Experts worry that the longer the conflict lasts, the more difficult it will be for the federal government to bring the Tigray region back to Ethiopia's federation of regional states.
Aid groups warn the humanitarian needs will grow.
“They need to prioritize de-escalation and allow humanitarian work to happen,” George Readings, who leads global crisis analysis for the International Rescue Committee, told the AP, adding that new populations will be made vulnerable.
The group has one month left of fuel to run water pumps for 90,000 refugees, he said. Without it, “then there just won’t be clean water to drink, wash hands, deal with COVID,” he said.
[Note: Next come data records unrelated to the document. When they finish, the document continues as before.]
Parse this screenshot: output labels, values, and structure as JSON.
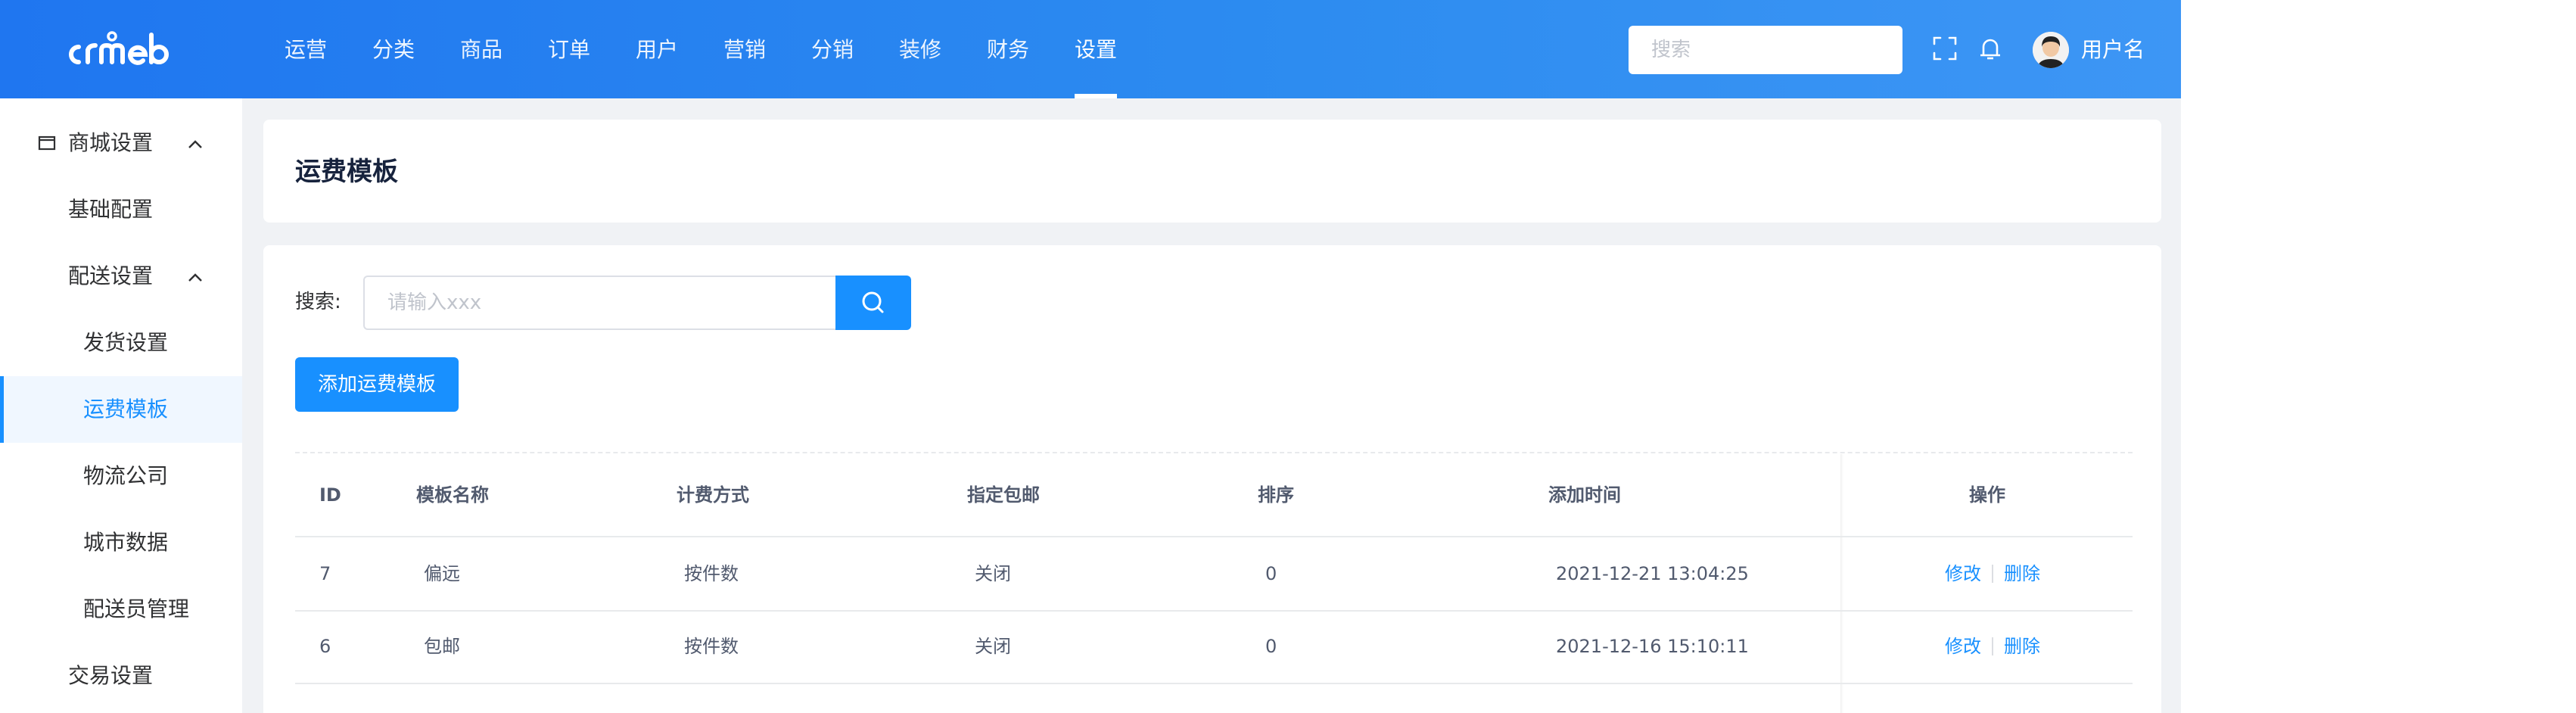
{
  "header": {
    "nav": [
      {
        "label": "运营"
      },
      {
        "label": "分类"
      },
      {
        "label": "商品"
      },
      {
        "label": "订单"
      },
      {
        "label": "用户"
      },
      {
        "label": "营销"
      },
      {
        "label": "分销"
      },
      {
        "label": "装修"
      },
      {
        "label": "财务"
      },
      {
        "label": "设置",
        "active": true
      }
    ],
    "search_placeholder": "搜索",
    "username": "用户名"
  },
  "sidebar": {
    "items": [
      {
        "label": "商城设置",
        "expanded": true
      },
      {
        "label": "基础配置"
      },
      {
        "label": "配送设置",
        "expanded": true
      },
      {
        "label": "发货设置"
      },
      {
        "label": "运费模板",
        "active": true
      },
      {
        "label": "物流公司"
      },
      {
        "label": "城市数据"
      },
      {
        "label": "配送员管理"
      },
      {
        "label": "交易设置"
      }
    ]
  },
  "page": {
    "title": "运费模板",
    "search_label": "搜索:",
    "search_placeholder": "请输入xxx",
    "add_button": "添加运费模板"
  },
  "table": {
    "columns": [
      "ID",
      "模板名称",
      "计费方式",
      "指定包邮",
      "排序",
      "添加时间",
      "操作"
    ],
    "rows": [
      {
        "id": "7",
        "name": "偏远",
        "billing": "按件数",
        "free_shipping": "关闭",
        "sort": "0",
        "added": "2021-12-21 13:04:25"
      },
      {
        "id": "6",
        "name": "包邮",
        "billing": "按件数",
        "free_shipping": "关闭",
        "sort": "0",
        "added": "2021-12-16 15:10:11"
      }
    ],
    "edit_label": "修改",
    "delete_label": "删除"
  },
  "colors": {
    "brand": "#1890ff",
    "header": "#2d8cf0"
  }
}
The group also feeds undernourished children, and “we don’t know if, or when, or how we'll be able to resupply.”
Ethiopia's federal government continued to assert military gains Tuesday, with the defense forces saying they had seized the Humera airport in Tigray, near the border with Sudan and Eritrea, the state-affiliated Fana Broadcasting Corporate reported.
Eritrea has said little publicly on the fighting but has blamed the TPLF, a longtime rival, for starting it. Eritrea's ambassador to Kenya and Tanzania, Beyene Russom, scoffed in a tweet at the idea the TPLF, with “a huge arsenal of a quantity & quality bigger than most of African countries,” would negotiate with Ethiopia's federal government. “Then what? Allow it to secede? Rule Ethiopia again?” he asked.